[Opening Input data section]

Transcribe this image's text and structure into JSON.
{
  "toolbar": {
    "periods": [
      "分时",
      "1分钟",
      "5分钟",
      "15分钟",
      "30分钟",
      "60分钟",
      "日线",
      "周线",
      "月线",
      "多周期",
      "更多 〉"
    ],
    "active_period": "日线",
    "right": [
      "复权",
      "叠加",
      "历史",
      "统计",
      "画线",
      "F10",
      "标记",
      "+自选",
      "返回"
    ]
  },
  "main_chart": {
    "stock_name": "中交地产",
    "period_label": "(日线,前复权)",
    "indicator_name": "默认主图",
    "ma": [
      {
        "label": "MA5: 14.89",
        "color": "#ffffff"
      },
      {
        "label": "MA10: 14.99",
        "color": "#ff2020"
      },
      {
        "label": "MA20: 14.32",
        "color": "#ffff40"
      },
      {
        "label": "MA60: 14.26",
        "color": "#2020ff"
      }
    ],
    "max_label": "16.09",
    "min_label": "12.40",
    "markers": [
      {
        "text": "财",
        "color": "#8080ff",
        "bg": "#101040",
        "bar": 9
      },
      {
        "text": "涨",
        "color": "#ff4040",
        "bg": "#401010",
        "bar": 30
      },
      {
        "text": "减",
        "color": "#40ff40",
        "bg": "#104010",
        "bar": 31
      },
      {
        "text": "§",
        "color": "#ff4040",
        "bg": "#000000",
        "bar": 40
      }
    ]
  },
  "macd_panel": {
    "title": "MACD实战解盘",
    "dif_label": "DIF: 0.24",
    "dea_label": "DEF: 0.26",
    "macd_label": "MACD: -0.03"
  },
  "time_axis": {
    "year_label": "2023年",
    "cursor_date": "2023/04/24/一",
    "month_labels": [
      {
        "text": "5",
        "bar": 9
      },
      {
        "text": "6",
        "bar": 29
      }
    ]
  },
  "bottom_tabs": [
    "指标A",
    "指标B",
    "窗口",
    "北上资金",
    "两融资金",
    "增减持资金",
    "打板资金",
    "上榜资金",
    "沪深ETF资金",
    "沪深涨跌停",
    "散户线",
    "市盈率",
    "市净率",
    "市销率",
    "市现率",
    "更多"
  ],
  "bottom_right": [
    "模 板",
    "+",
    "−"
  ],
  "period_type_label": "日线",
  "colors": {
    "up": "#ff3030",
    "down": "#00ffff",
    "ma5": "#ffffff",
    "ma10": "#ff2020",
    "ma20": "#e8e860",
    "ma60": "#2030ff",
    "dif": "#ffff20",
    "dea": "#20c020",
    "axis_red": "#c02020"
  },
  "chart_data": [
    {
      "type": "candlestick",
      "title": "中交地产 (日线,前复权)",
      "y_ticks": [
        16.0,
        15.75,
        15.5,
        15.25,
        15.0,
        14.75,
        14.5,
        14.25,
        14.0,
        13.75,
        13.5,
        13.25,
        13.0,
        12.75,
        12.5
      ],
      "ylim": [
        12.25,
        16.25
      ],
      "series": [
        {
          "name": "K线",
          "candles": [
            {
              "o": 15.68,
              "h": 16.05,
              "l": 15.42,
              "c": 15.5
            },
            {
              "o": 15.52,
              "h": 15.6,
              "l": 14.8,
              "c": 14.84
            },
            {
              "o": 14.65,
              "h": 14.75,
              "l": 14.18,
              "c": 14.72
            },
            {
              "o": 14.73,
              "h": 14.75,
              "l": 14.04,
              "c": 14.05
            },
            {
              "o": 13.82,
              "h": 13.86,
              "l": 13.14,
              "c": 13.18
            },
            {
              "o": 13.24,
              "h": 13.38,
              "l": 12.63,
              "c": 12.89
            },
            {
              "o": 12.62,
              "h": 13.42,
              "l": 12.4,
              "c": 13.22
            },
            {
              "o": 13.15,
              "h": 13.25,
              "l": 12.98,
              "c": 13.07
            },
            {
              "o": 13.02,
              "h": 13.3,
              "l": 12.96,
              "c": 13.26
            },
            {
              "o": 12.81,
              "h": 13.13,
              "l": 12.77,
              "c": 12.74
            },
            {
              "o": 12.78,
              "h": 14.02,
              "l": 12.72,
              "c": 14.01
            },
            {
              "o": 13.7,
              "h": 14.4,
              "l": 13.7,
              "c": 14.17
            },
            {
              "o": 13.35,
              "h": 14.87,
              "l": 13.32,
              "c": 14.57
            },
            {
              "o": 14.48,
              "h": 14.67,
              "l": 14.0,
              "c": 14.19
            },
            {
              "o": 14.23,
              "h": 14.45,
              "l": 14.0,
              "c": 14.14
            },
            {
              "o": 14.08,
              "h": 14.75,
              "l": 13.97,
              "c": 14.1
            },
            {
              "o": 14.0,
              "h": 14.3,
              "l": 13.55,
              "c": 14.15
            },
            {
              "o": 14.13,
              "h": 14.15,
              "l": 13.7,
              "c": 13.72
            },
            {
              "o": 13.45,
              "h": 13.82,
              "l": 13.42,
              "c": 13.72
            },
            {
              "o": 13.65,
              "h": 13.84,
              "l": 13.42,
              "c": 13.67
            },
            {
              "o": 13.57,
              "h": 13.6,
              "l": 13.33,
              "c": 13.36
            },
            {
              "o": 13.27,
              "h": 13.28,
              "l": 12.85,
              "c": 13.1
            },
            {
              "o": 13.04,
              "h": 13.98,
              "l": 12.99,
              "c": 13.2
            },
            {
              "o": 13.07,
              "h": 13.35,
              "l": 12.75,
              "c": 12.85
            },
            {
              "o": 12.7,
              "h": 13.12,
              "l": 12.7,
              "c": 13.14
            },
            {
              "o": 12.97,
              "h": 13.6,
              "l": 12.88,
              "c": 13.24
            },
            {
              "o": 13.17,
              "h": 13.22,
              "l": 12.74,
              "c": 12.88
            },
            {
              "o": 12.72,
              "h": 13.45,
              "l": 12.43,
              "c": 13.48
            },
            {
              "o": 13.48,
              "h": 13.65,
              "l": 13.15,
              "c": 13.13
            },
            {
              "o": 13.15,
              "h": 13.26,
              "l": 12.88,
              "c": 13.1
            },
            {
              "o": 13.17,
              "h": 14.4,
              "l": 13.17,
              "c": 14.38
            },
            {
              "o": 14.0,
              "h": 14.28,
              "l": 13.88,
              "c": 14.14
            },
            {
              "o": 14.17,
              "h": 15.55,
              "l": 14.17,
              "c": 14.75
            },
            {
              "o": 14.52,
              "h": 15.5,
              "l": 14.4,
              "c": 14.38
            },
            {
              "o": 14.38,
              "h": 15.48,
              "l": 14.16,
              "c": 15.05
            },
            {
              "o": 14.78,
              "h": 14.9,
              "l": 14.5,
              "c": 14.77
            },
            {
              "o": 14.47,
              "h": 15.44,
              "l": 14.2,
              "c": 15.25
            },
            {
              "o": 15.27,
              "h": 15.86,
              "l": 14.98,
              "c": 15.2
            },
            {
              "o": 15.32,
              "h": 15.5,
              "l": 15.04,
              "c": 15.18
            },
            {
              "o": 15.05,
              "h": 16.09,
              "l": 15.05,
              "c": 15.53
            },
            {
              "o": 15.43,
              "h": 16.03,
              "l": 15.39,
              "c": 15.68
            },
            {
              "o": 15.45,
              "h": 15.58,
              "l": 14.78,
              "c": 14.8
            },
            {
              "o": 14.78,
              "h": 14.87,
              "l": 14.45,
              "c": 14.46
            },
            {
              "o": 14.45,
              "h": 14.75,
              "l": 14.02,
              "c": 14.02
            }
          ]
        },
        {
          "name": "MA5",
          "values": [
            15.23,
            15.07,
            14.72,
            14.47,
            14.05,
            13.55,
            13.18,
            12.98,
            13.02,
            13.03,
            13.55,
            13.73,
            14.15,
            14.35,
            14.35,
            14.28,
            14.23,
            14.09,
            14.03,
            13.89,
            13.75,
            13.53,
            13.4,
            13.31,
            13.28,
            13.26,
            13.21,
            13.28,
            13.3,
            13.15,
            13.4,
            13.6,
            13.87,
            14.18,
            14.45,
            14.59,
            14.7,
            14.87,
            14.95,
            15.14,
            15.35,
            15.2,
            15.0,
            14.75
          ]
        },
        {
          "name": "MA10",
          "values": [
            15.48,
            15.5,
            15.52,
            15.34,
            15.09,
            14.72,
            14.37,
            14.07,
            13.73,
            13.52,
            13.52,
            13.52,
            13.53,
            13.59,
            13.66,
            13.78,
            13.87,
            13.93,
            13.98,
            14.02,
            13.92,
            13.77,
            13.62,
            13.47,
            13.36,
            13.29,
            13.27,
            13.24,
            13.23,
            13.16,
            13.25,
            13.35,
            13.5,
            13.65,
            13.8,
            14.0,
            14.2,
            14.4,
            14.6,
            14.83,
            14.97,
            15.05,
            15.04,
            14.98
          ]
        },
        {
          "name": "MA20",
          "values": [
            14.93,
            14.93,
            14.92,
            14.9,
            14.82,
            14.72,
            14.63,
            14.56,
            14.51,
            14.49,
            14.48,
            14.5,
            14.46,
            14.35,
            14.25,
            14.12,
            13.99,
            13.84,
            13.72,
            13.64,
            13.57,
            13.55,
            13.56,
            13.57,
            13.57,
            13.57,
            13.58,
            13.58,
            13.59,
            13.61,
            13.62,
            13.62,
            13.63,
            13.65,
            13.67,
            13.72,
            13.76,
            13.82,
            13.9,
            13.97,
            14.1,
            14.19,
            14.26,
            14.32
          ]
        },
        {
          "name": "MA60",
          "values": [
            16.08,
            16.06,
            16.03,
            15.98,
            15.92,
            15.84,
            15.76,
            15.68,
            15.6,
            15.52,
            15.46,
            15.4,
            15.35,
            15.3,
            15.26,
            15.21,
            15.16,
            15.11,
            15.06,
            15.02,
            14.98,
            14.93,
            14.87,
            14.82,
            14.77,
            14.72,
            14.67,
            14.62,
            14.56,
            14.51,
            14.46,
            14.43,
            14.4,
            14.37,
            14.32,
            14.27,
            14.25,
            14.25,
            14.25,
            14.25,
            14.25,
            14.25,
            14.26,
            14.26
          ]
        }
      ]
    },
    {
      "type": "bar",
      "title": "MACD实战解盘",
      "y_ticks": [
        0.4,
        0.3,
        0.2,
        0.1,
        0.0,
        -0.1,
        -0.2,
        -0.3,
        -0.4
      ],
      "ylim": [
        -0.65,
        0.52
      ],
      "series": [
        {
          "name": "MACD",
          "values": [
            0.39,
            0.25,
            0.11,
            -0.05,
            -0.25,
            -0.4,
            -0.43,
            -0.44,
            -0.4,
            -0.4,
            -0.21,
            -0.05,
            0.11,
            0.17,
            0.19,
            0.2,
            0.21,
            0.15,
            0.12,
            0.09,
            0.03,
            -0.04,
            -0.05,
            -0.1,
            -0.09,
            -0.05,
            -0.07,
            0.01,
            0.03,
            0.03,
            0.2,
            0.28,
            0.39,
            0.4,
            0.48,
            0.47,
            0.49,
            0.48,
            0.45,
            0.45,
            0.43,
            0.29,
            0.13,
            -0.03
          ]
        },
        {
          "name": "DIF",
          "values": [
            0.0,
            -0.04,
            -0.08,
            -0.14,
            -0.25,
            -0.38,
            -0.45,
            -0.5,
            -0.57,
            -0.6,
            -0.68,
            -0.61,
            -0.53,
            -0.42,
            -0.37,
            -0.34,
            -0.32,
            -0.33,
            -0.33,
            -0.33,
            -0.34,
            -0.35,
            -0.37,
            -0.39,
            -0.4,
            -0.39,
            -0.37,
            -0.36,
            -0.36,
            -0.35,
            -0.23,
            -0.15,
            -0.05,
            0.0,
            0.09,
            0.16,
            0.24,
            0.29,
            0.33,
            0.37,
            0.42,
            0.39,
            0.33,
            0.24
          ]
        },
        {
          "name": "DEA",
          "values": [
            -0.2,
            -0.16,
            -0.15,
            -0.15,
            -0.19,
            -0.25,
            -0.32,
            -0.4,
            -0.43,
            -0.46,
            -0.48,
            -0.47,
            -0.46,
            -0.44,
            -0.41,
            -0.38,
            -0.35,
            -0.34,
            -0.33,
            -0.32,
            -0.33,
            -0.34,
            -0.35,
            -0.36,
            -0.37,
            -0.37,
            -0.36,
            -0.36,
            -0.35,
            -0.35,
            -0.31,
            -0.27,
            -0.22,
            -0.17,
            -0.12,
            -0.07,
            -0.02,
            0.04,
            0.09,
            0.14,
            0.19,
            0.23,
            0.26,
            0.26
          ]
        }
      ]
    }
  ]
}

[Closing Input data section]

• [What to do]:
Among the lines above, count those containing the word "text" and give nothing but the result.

• [Completed task]:
7